## Mod Example

Suppose John has 17 apples and he wants to divide them as evenly as possible among him and two friends so that they all have an equal number of apples. How many apples will remain? Solve the problem with this one line of MATLAB code:

Mod(17,3)

MATLAB reads the code, divides 17 by three, and tells John that there will be two apples left over.

## Mod Versus Rem

A closely related function to “mod” is MATLAB’s “rem” function, short for “remainder.” A possible pitfall for incorrect usage of the “mod” function is that the answer always keeps the sign of the divisor. For example,

Mod(-17,3)

returns positive two, because the three is positive. If a division calculation requires the correct sign on the answer, then use the “rem function” like this:
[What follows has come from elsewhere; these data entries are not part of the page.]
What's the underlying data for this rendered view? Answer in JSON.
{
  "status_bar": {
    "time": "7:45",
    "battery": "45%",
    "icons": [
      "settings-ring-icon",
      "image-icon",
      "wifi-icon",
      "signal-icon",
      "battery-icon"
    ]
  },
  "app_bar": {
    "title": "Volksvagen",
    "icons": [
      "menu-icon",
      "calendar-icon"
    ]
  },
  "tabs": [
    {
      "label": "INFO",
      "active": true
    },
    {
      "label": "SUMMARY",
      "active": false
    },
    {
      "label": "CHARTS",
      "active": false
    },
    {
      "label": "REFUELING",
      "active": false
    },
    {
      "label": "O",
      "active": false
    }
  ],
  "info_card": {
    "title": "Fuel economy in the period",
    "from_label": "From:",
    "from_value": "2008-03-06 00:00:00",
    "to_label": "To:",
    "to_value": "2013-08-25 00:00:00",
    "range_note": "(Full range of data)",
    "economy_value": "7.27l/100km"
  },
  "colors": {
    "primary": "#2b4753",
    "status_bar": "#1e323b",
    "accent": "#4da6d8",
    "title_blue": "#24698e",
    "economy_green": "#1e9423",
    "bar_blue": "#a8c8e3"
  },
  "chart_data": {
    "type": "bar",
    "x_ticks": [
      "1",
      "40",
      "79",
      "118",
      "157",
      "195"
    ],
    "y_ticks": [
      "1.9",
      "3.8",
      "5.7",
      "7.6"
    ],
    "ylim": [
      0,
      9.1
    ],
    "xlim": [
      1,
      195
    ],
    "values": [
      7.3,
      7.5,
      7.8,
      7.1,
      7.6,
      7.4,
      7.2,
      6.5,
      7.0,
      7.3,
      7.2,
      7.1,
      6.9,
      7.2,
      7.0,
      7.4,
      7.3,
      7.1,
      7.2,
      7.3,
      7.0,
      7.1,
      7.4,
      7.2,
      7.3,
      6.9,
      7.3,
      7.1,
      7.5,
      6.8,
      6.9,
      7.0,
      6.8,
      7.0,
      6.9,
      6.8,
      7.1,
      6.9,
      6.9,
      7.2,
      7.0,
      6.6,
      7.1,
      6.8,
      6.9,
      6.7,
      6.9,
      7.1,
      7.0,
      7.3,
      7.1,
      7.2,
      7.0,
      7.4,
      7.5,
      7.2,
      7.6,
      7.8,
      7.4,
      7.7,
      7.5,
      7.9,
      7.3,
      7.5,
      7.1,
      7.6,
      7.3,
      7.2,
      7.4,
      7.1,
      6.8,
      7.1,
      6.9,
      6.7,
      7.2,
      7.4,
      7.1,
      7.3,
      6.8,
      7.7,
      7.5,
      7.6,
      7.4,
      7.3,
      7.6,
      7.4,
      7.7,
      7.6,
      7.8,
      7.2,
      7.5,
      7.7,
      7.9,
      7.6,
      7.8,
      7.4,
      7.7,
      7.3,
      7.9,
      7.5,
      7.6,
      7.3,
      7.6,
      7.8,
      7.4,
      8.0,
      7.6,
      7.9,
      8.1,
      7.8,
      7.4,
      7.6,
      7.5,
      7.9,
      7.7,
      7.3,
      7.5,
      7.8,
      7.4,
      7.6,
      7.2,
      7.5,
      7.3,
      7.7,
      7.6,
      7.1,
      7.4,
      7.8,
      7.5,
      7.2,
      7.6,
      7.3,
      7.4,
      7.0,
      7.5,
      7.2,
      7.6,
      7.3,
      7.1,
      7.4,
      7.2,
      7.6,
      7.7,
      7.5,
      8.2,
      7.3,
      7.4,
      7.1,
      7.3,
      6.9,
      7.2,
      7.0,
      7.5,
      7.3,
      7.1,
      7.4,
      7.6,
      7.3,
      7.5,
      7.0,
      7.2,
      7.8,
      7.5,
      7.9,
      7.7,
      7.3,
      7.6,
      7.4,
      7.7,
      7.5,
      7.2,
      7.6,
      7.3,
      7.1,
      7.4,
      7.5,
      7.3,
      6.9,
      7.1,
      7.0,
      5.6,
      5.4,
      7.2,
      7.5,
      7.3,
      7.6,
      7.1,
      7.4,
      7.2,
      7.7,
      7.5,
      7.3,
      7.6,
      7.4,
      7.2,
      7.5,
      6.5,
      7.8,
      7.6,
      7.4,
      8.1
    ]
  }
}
Rem(-17,3)

In this case, MATLAB will output a negative two.

## Some Mod Rules

There are a handful of rules a MATLAB user should know when using the “mod” function, most of which follow from basic rules of division:

First, “mod(X,0)” returns “X,” rather than error. Second, “mod(X,X)” returns “0.” Third, “mod(X,Y)” will have the same sign as “Y,” as long as “X” and “Y” aren’t equal and “Y” is not zero. Lastly, “mod(X,Y)” and” rem(X,Y)” are the same if “X” and “Y” share the same sign, but differ by “Y” otherwise.

## Use For Congruence

In modular arithmetic, two numbers are “congruent mod n” if when divided by “n,” they have the same remainder. Another way of saying it is after adding or subtracting multiples of “n” to one number, you can end up at the other. For example, 6 a.m and 6 p.m. are “congruent mod 12,” because adding 12 to one results in the other. Converting 6 p.m. to 1800 in military time, the following code evaluates to “true” and proves their congruence using MATLAB’s “mod” command:

Mod(6,12)==Mod(18,12)